**YOUR GOAL:**
Output every entry exactly as given.

[RECORDS TO USE]

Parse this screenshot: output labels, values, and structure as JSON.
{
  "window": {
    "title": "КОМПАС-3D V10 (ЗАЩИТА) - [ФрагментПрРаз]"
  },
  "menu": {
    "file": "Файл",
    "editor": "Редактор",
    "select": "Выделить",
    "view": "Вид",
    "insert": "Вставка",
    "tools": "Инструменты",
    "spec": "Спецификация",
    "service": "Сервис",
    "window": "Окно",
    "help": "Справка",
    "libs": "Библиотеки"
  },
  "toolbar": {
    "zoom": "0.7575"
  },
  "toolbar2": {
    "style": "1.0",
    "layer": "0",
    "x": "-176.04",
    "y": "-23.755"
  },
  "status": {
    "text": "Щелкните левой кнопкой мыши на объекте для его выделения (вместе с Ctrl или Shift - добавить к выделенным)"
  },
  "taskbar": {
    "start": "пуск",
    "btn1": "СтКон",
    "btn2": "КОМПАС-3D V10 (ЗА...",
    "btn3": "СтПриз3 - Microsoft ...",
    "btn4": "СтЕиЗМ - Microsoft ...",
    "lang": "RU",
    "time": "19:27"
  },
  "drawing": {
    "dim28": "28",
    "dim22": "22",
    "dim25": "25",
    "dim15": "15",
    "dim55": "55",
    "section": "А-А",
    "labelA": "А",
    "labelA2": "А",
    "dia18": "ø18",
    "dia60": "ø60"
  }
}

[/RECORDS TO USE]

**EXERCISE RESPONSE:**
Parse this screenshot: output labels, values, and structure as JSON.
{
  "window": {
    "title": "КОМПАС-3D V10 (ЗАЩИТА) - [ФрагментПрРаз]"
  },
  "menu": {
    "file": "Файл",
    "editor": "Редактор",
    "select": "Выделить",
    "view": "Вид",
    "insert": "Вставка",
    "tools": "Инструменты",
    "spec": "Спецификация",
    "service": "Сервис",
    "window": "Окно",
    "help": "Справка",
    "libs": "Библиотеки"
  },
  "toolbar": {
    "zoom": "0.7575"
  },
  "toolbar2": {
    "style": "1.0",
    "layer": "0",
    "x": "-176.04",
    "y": "-23.755"
  },
  "status": {
    "text": "Щелкните левой кнопкой мыши на объекте для его выделения (вместе с Ctrl или Shift - добавить к выделенным)"
  },
  "taskbar": {
    "start": "пуск",
    "btn1": "СтКон",
    "btn2": "КОМПАС-3D V10 (ЗА...",
    "btn3": "СтПриз3 - Microsoft ...",
    "btn4": "СтЕиЗМ - Microsoft ...",
    "lang": "RU",
    "time": "19:27"
  },
  "drawing": {
    "dim28": "28",
    "dim22": "22",
    "dim25": "25",
    "dim15": "15",
    "dim55": "55",
    "section": "А-А",
    "labelA": "А",
    "labelA2": "А",
    "dia18": "ø18",
    "dia60": "ø60"
  }
}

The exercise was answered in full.